Older worker can sue for ‘hostile environment’ at work

A 65-year-old salesman at a Chevrolet dealership who claimed he quit his job because he was verbally abused and intimidated at work can sue for age discrimination, according to a federal appeals court in New Orleans.

Even though the employee wasn’t fired or demoted, and didn’t suffer any other sort of specific adverse job action, he can still sue if his employer allowed a “hostile environment” at work such that keeping his job was intolerable, the court said.

The man claimed he was repeatedly called “pops” and “old man,” was the subject of profanities, and was treated with extreme disrespect because of his age.

While the dealership didn’t actually fire the man because he was old, if it allowed him to be abused and mistreated in this way, it effectively fired him, according to the court.

The idea of a “hostile environment” lawsuit originated with sex harassment cases. Even after sex discrimination was outlawed in the 1960s, many people still believed that it was okay to engage in sexually inappropriate touching and comments at work, as long as the victim wasn’t actually fired or demoted.
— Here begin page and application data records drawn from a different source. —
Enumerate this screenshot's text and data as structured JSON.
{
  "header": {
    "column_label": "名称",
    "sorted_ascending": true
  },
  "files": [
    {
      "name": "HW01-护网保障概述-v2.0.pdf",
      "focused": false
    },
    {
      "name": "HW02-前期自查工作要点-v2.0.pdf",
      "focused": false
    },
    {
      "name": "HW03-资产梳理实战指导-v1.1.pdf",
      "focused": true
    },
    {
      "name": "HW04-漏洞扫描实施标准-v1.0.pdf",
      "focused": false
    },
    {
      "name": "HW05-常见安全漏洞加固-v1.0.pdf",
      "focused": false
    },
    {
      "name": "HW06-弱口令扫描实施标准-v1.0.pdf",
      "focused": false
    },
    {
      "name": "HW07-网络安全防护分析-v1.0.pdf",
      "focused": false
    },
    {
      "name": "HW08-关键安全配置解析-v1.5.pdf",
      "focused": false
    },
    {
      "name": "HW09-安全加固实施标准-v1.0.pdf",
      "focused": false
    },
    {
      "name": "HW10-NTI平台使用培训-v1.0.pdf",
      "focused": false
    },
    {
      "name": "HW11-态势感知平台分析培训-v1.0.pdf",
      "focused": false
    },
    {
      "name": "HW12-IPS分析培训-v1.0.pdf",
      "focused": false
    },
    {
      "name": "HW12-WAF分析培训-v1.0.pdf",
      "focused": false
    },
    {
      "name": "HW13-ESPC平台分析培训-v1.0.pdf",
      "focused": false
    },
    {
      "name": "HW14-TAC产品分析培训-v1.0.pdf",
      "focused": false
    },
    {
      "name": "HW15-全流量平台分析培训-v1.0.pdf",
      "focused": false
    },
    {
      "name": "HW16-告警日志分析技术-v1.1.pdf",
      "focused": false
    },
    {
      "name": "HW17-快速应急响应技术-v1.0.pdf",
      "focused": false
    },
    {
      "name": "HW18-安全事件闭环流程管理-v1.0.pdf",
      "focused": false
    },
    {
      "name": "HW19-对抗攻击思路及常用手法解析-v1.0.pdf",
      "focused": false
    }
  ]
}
It wasn’t until the 1980s that the U.S. Supreme Court made clear that allowing a sexually hostile environment at work was a form of sex discrimination.

As to whether a “hostile environment” for older workers is a form of age discrimination, not every court thinks so, but a growing number of them are allowing this type of lawsuit.